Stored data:

______

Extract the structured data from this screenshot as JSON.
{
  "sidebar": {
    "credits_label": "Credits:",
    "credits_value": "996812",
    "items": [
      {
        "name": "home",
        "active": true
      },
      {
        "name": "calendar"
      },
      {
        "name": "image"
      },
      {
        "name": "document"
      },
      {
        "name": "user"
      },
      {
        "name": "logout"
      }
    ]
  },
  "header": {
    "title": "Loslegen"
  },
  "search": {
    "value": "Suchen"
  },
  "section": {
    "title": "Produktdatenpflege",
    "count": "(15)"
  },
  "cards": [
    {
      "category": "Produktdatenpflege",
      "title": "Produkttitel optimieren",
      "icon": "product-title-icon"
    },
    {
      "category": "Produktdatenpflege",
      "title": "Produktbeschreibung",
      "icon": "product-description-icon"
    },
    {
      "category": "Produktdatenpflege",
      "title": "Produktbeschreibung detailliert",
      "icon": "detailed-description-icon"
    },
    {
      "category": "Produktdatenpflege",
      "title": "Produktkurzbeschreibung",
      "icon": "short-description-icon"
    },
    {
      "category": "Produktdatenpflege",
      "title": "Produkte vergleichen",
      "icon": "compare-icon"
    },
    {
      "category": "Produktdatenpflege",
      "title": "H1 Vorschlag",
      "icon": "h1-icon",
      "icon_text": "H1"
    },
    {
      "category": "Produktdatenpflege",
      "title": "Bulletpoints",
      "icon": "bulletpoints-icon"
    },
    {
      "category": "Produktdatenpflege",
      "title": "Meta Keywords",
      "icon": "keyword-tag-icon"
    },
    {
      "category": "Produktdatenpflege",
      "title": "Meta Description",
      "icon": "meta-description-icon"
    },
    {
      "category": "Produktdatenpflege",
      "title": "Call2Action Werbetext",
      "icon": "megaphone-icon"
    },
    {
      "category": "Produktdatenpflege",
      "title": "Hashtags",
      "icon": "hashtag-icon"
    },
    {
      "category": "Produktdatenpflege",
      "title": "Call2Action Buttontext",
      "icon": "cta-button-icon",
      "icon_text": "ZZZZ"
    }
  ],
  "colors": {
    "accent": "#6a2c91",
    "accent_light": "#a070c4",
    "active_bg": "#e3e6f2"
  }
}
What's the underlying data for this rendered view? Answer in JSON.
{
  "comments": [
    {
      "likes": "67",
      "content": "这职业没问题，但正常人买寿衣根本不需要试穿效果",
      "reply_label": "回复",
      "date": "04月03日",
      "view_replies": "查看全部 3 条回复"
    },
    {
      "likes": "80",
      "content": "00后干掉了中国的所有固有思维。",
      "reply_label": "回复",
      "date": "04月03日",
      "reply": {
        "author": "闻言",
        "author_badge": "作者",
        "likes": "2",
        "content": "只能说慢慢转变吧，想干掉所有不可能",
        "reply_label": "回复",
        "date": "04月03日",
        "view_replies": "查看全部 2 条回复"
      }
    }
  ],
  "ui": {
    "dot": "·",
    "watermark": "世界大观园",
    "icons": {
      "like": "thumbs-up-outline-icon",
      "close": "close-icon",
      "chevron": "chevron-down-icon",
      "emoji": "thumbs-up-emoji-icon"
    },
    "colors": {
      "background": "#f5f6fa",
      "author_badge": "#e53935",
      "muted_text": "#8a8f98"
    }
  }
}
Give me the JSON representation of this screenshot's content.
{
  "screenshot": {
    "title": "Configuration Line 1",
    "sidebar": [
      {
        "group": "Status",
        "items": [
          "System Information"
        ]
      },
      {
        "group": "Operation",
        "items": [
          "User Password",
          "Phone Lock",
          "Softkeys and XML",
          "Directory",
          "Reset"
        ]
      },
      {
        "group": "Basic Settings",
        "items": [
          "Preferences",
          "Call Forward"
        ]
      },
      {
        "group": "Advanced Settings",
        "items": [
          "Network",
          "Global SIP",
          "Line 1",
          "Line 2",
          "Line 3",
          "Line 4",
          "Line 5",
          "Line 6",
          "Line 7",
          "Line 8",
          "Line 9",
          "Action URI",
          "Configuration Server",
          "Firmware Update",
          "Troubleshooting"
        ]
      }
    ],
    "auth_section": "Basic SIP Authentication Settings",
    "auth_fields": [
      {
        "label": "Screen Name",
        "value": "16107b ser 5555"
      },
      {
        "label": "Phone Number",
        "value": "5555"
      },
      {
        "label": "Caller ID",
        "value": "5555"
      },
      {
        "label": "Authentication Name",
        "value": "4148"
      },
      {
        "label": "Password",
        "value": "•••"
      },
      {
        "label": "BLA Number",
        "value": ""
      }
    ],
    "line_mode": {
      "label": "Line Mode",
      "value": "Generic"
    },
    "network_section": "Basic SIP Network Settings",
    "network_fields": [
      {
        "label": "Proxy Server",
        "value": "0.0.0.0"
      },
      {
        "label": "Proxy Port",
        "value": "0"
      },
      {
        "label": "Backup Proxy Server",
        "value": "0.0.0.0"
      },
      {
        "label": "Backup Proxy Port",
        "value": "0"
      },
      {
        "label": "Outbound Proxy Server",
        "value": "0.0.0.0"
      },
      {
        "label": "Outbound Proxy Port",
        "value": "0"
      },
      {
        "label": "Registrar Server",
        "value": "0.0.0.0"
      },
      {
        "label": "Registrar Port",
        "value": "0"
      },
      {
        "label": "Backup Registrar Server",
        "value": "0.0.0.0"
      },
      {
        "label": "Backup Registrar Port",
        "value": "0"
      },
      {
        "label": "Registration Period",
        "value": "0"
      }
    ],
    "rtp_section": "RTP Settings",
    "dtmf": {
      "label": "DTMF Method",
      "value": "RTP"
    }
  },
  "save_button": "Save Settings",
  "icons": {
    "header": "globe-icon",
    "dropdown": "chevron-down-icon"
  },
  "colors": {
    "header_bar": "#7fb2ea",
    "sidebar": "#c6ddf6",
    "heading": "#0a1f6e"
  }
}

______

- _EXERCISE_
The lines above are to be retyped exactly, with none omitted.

- _TASK ANSWER_
Extract the structured data from this screenshot as JSON.
{
  "sidebar": {
    "credits_label": "Credits:",
    "credits_value": "996812",
    "items": [
      {
        "name": "home",
        "active": true
      },
      {
        "name": "calendar"
      },
      {
        "name": "image"
      },
      {
        "name": "document"
      },
      {
        "name": "user"
      },
      {
        "name": "logout"
      }
    ]
  },
  "header": {
    "title": "Loslegen"
  },
  "search": {
    "value": "Suchen"
  },
  "section": {
    "title": "Produktdatenpflege",
    "count": "(15)"
  },
  "cards": [
    {
      "category": "Produktdatenpflege",
      "title": "Produkttitel optimieren",
      "icon": "product-title-icon"
    },
    {
      "category": "Produktdatenpflege",
      "title": "Produktbeschreibung",
      "icon": "product-description-icon"
    },
    {
      "category": "Produktdatenpflege",
      "title": "Produktbeschreibung detailliert",
      "icon": "detailed-description-icon"
    },
    {
      "category": "Produktdatenpflege",
      "title": "Produktkurzbeschreibung",
      "icon": "short-description-icon"
    },
    {
      "category": "Produktdatenpflege",
      "title": "Produkte vergleichen",
      "icon": "compare-icon"
    },
    {
      "category": "Produktdatenpflege",
      "title": "H1 Vorschlag",
      "icon": "h1-icon",
      "icon_text": "H1"
    },
    {
      "category": "Produktdatenpflege",
      "title": "Bulletpoints",
      "icon": "bulletpoints-icon"
    },
    {
      "category": "Produktdatenpflege",
      "title": "Meta Keywords",
      "icon": "keyword-tag-icon"
    },
    {
      "category": "Produktdatenpflege",
      "title": "Meta Description",
      "icon": "meta-description-icon"
    },
    {
      "category": "Produktdatenpflege",
      "title": "Call2Action Werbetext",
      "icon": "megaphone-icon"
    },
    {
      "category": "Produktdatenpflege",
      "title": "Hashtags",
      "icon": "hashtag-icon"
    },
    {
      "category": "Produktdatenpflege",
      "title": "Call2Action Buttontext",
      "icon": "cta-button-icon",
      "icon_text": "ZZZZ"
    }
  ],
  "colors": {
    "accent": "#6a2c91",
    "accent_light": "#a070c4",
    "active_bg": "#e3e6f2"
  }
}
What's the underlying data for this rendered view? Answer in JSON.
{
  "comments": [
    {
      "likes": "67",
      "content": "这职业没问题，但正常人买寿衣根本不需要试穿效果",
      "reply_label": "回复",
      "date": "04月03日",
      "view_replies": "查看全部 3 条回复"
    },
    {
      "likes": "80",
      "content": "00后干掉了中国的所有固有思维。",
      "reply_label": "回复",
      "date": "04月03日",
      "reply": {
        "author": "闻言",
        "author_badge": "作者",
        "likes": "2",
        "content": "只能说慢慢转变吧，想干掉所有不可能",
        "reply_label": "回复",
        "date": "04月03日",
        "view_replies": "查看全部 2 条回复"
      }
    }
  ],
  "ui": {
    "dot": "·",
    "watermark": "世界大观园",
    "icons": {
      "like": "thumbs-up-outline-icon",
      "close": "close-icon",
      "chevron": "chevron-down-icon",
      "emoji": "thumbs-up-emoji-icon"
    },
    "colors": {
      "background": "#f5f6fa",
      "author_badge": "#e53935",
      "muted_text": "#8a8f98"
    }
  }
}
Give me the JSON representation of this screenshot's content.
{
  "screenshot": {
    "title": "Configuration Line 1",
    "sidebar": [
      {
        "group": "Status",
        "items": [
          "System Information"
        ]
      },
      {
        "group": "Operation",
        "items": [
          "User Password",
          "Phone Lock",
          "Softkeys and XML",
          "Directory",
          "Reset"
        ]
      },
      {
        "group": "Basic Settings",
        "items": [
          "Preferences",
          "Call Forward"
        ]
      },
      {
        "group": "Advanced Settings",
        "items": [
          "Network",
          "Global SIP",
          "Line 1",
          "Line 2",
          "Line 3",
          "Line 4",
          "Line 5",
          "Line 6",
          "Line 7",
          "Line 8",
          "Line 9",
          "Action URI",
          "Configuration Server",
          "Firmware Update",
          "Troubleshooting"
        ]
      }
    ],
    "auth_section": "Basic SIP Authentication Settings",
    "auth_fields": [
      {
        "label": "Screen Name",
        "value": "16107b ser 5555"
      },
      {
        "label": "Phone Number",
        "value": "5555"
      },
      {
        "label": "Caller ID",
        "value": "5555"
      },
      {
        "label": "Authentication Name",
        "value": "4148"
      },
      {
        "label": "Password",
        "value": "•••"
      },
      {
        "label": "BLA Number",
        "value": ""
      }
    ],
    "line_mode": {
      "label": "Line Mode",
      "value": "Generic"
    },
    "network_section": "Basic SIP Network Settings",
    "network_fields": [
      {
        "label": "Proxy Server",
        "value": "0.0.0.0"
      },
      {
        "label": "Proxy Port",
        "value": "0"
      },
      {
        "label": "Backup Proxy Server",
        "value": "0.0.0.0"
      },
      {
        "label": "Backup Proxy Port",
        "value": "0"
      },
      {
        "label": "Outbound Proxy Server",
        "value": "0.0.0.0"
      },
      {
        "label": "Outbound Proxy Port",
        "value": "0"
      },
      {
        "label": "Registrar Server",
        "value": "0.0.0.0"
      },
      {
        "label": "Registrar Port",
        "value": "0"
      },
      {
        "label": "Backup Registrar Server",
        "value": "0.0.0.0"
      },
      {
        "label": "Backup Registrar Port",
        "value": "0"
      },
      {
        "label": "Registration Period",
        "value": "0"
      }
    ],
    "rtp_section": "RTP Settings",
    "dtmf": {
      "label": "DTMF Method",
      "value": "RTP"
    }
  },
  "save_button": "Save Settings",
  "icons": {
    "header": "globe-icon",
    "dropdown": "chevron-down-icon"
  },
  "colors": {
    "header_bar": "#7fb2ea",
    "sidebar": "#c6ddf6",
    "heading": "#0a1f6e"
  }
}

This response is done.